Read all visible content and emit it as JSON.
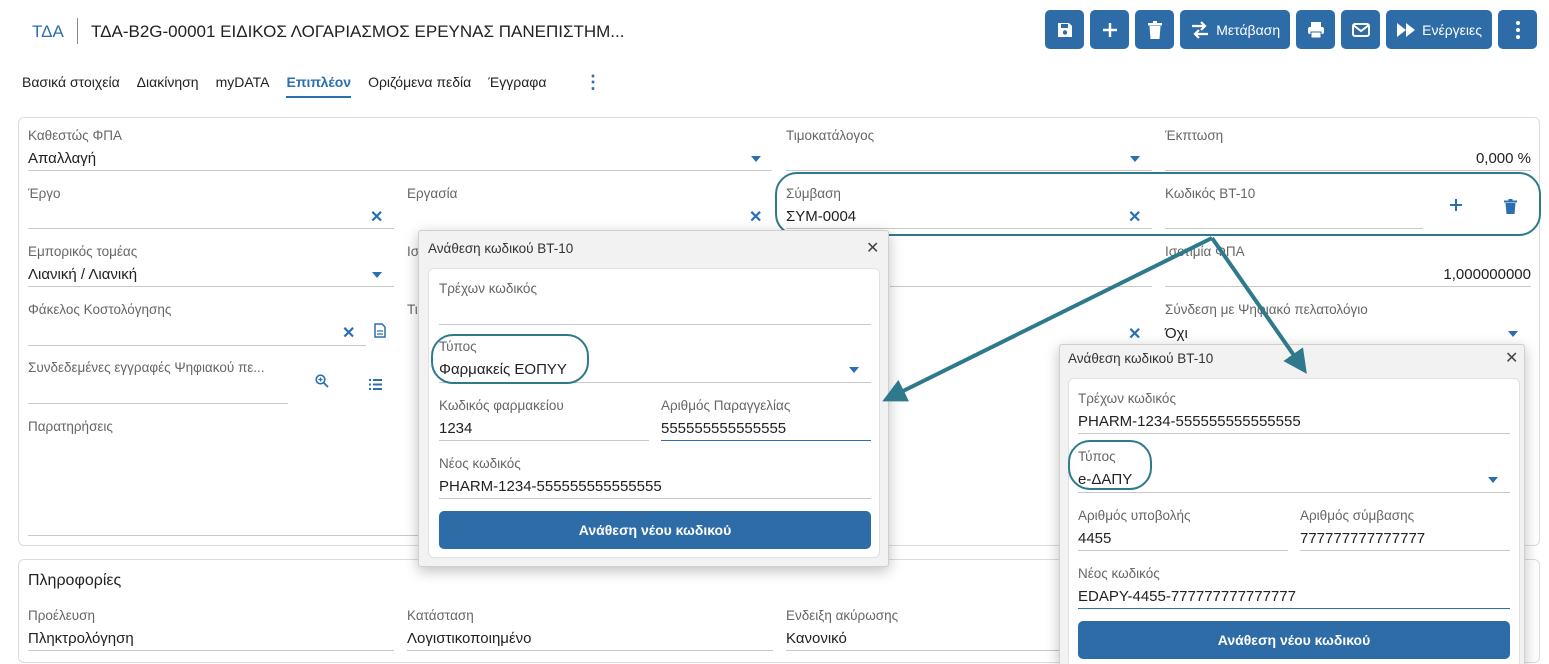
{
  "header": {
    "brand": "ΤΔΑ",
    "title": "ΤΔΑ-B2G-00001 ΕΙΔΙΚΟΣ ΛΟΓΑΡΙΑΣΜΟΣ ΕΡΕΥΝΑΣ ΠΑΝΕΠΙΣΤΗΜ...",
    "toolbar": {
      "transfer_label": "Μετάβαση",
      "actions_label": "Ενέργειες"
    }
  },
  "tabs": [
    "Βασικά στοιχεία",
    "Διακίνηση",
    "myDATA",
    "Επιπλέον",
    "Οριζόμενα πεδία",
    "Έγγραφα"
  ],
  "form": {
    "vat_status": {
      "label": "Καθεστώς ΦΠΑ",
      "value": "Απαλλαγή"
    },
    "pricelist": {
      "label": "Τιμοκατάλογος",
      "value": ""
    },
    "discount": {
      "label": "Έκπτωση",
      "value": "0,000 %"
    },
    "project": {
      "label": "Έργο",
      "value": ""
    },
    "task": {
      "label": "Εργασία",
      "value": ""
    },
    "contract": {
      "label": "Σύμβαση",
      "value": "ΣΥΜ-0004"
    },
    "bt10": {
      "label": "Κωδικός BT-10",
      "value": ""
    },
    "sector": {
      "label": "Εμπορικός τομέας",
      "value": "Λιανική / Λιανική"
    },
    "partial_label_1": "Ισ",
    "vat_eq": {
      "label": "Ισοτιμία ΦΠΑ",
      "value": "1,000000000"
    },
    "costing": {
      "label": "Φάκελος Κοστολόγησης",
      "value": ""
    },
    "partial_label_2": "Τι",
    "digital_link": {
      "label": "Σύνδεση με Ψηφιακό πελατολόγιο",
      "value": "Όχι"
    },
    "linked_records": {
      "label": "Συνδεδεμένες εγγραφές Ψηφιακού πε...",
      "value": ""
    },
    "notes": {
      "label": "Παρατηρήσεις",
      "value": ""
    }
  },
  "info": {
    "title": "Πληροφορίες",
    "origin": {
      "label": "Προέλευση",
      "value": "Πληκτρολόγηση"
    },
    "state": {
      "label": "Κατάσταση",
      "value": "Λογιστικοποιημένο"
    },
    "cancel": {
      "label": "Ενδειξη ακύρωσης",
      "value": "Κανονικό"
    }
  },
  "dialog1": {
    "title": "Ανάθεση κωδικού BT-10",
    "current_label": "Τρέχων κωδικός",
    "current_value": "",
    "type_label": "Τύπος",
    "type_value": "Φαρμακείς ΕΟΠΥΥ",
    "f1_label": "Κωδικός φαρμακείου",
    "f1_value": "1234",
    "f2_label": "Αριθμός Παραγγελίας",
    "f2_value": "555555555555555",
    "new_label": "Νέος κωδικός",
    "new_value": "PHARM-1234-555555555555555",
    "button": "Ανάθεση νέου κωδικού"
  },
  "dialog2": {
    "title": "Ανάθεση κωδικού BT-10",
    "current_label": "Τρέχων κωδικός",
    "current_value": "PHARM-1234-555555555555555",
    "type_label": "Τύπος",
    "type_value": "e-ΔΑΠΥ",
    "f1_label": "Αριθμός υποβολής",
    "f1_value": "4455",
    "f2_label": "Αριθμός σύμβασης",
    "f2_value": "777777777777777",
    "new_label": "Νέος κωδικός",
    "new_value": "EDAPY-4455-777777777777777",
    "button": "Ανάθεση νέου κωδικού"
  },
  "colors": {
    "accent": "#2e6ca8",
    "annotation": "#2e7a8c"
  }
}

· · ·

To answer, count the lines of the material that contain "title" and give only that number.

• **Response**: 4